* _ASSIGNMENT_
For the records that follow, say how many lines have the word "value" in them. Write the number and nothing more.

[Collected data entries]
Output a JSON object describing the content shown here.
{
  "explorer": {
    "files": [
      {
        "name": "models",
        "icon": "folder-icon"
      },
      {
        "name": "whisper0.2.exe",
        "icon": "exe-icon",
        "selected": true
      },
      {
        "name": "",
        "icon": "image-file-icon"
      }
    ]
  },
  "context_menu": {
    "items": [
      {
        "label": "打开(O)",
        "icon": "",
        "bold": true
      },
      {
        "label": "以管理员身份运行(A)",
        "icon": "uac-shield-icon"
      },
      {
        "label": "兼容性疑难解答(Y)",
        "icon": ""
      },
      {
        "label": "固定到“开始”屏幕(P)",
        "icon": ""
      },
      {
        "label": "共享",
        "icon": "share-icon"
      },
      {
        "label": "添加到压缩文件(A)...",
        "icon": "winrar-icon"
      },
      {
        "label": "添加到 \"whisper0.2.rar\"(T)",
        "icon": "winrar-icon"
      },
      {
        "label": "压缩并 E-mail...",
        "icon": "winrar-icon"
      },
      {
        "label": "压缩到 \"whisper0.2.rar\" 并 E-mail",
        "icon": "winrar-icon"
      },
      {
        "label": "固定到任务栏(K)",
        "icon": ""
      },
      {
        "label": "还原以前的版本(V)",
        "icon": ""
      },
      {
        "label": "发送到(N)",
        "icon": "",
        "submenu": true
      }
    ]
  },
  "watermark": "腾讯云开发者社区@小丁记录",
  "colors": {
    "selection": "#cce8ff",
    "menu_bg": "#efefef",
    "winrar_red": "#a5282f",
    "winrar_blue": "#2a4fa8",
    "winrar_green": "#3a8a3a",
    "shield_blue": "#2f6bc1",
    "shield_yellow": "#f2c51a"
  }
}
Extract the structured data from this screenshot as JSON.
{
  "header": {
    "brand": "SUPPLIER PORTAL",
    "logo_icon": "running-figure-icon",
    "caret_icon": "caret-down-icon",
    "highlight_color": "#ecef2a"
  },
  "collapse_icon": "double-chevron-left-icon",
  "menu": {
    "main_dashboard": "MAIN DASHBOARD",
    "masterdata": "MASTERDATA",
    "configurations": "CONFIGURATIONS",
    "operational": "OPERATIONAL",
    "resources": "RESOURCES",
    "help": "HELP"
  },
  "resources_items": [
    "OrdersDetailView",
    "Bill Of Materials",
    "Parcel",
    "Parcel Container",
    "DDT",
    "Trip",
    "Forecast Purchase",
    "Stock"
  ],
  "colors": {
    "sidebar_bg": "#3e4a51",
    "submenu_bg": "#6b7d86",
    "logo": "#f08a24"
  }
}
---
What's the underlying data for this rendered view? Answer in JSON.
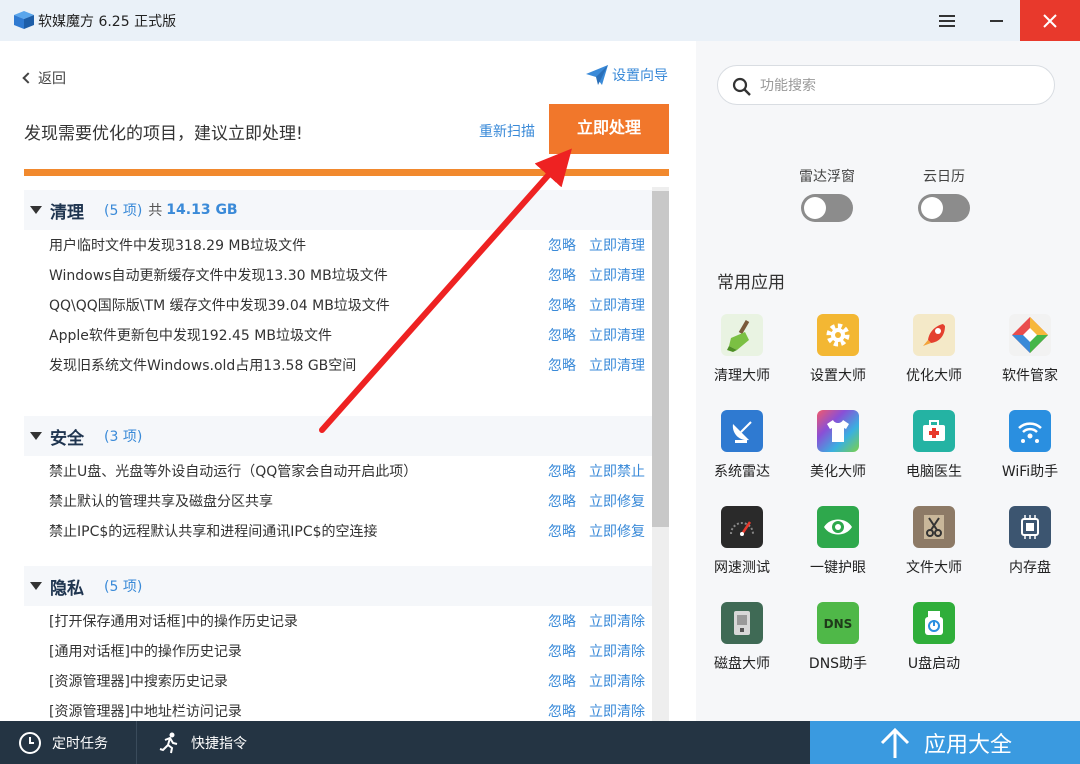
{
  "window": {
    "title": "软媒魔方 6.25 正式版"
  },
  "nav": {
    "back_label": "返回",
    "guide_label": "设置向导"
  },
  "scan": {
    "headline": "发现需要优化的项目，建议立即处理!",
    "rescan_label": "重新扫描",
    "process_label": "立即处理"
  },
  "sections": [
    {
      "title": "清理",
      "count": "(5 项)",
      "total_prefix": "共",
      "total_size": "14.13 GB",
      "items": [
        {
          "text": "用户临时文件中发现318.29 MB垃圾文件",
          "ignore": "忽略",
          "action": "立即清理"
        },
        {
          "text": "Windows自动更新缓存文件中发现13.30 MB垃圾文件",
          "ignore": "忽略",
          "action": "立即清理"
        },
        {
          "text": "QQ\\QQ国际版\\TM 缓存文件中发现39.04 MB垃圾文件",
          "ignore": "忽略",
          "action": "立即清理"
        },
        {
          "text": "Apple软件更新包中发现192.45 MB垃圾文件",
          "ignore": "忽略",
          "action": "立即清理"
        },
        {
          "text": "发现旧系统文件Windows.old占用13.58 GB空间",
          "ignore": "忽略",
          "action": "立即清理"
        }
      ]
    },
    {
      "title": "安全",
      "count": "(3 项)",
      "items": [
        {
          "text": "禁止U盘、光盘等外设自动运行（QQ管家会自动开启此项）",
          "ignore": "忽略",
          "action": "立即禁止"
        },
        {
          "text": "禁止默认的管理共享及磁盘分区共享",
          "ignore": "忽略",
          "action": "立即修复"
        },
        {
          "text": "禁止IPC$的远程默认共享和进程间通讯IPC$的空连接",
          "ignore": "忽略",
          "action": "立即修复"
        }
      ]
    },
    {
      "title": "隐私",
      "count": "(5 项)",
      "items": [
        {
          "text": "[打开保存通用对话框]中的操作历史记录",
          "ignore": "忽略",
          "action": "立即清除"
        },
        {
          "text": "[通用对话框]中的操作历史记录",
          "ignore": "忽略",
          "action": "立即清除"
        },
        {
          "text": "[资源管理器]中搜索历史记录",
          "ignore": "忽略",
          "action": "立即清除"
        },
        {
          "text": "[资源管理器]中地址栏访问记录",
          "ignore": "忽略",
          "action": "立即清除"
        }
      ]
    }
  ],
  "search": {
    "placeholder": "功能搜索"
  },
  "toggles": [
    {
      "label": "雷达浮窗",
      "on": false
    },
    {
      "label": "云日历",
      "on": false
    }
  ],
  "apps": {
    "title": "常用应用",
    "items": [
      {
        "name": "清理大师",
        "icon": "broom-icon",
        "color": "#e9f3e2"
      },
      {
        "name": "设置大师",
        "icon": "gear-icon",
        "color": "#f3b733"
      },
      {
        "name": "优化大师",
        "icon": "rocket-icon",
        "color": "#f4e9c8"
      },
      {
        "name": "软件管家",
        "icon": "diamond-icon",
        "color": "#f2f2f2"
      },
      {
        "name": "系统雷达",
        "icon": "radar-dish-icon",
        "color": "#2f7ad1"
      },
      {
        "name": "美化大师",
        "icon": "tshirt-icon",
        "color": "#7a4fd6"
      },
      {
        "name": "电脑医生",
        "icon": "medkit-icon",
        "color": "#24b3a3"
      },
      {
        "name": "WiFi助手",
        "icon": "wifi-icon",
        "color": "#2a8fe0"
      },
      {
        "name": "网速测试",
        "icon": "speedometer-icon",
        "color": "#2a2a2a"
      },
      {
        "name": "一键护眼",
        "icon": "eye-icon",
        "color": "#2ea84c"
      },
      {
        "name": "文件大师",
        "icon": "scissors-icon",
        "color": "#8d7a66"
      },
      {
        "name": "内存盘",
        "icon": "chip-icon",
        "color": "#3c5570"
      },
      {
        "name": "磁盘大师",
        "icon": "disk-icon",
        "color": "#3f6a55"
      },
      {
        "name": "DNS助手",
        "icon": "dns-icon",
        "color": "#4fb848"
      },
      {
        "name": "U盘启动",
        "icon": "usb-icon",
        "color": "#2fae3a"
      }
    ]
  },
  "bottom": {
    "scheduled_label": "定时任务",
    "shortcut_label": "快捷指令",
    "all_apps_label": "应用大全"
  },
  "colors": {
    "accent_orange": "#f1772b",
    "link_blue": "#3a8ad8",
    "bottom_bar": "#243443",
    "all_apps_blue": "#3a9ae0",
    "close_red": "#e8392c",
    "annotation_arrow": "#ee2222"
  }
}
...
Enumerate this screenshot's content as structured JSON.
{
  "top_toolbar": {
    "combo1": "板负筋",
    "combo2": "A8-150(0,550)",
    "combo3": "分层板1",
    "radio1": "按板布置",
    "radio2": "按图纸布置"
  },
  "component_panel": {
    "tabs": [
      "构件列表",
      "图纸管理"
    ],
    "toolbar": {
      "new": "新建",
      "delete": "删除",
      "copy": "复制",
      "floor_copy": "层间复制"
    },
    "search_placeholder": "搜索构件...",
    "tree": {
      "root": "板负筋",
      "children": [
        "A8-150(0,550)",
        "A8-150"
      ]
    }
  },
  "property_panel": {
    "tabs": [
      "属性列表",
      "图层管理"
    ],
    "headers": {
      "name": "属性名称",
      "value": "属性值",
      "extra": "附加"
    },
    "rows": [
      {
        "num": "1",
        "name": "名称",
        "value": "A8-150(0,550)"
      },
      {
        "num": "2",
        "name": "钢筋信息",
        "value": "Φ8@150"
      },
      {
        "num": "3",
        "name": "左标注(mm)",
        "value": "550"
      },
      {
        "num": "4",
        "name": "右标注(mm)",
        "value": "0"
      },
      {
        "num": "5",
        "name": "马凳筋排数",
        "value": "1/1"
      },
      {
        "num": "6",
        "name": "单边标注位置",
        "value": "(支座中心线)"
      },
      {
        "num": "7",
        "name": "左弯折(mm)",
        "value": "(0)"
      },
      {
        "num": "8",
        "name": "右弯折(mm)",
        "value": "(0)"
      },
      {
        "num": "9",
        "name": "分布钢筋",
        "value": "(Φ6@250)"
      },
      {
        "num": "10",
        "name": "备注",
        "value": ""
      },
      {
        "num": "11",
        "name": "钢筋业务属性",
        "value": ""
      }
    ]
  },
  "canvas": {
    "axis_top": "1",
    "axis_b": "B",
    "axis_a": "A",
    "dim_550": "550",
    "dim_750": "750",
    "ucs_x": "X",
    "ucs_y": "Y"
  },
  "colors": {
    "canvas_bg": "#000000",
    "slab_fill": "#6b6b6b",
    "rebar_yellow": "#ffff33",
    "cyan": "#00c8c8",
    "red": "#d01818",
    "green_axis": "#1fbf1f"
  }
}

* _RESULT OF THE EXERCISE_
12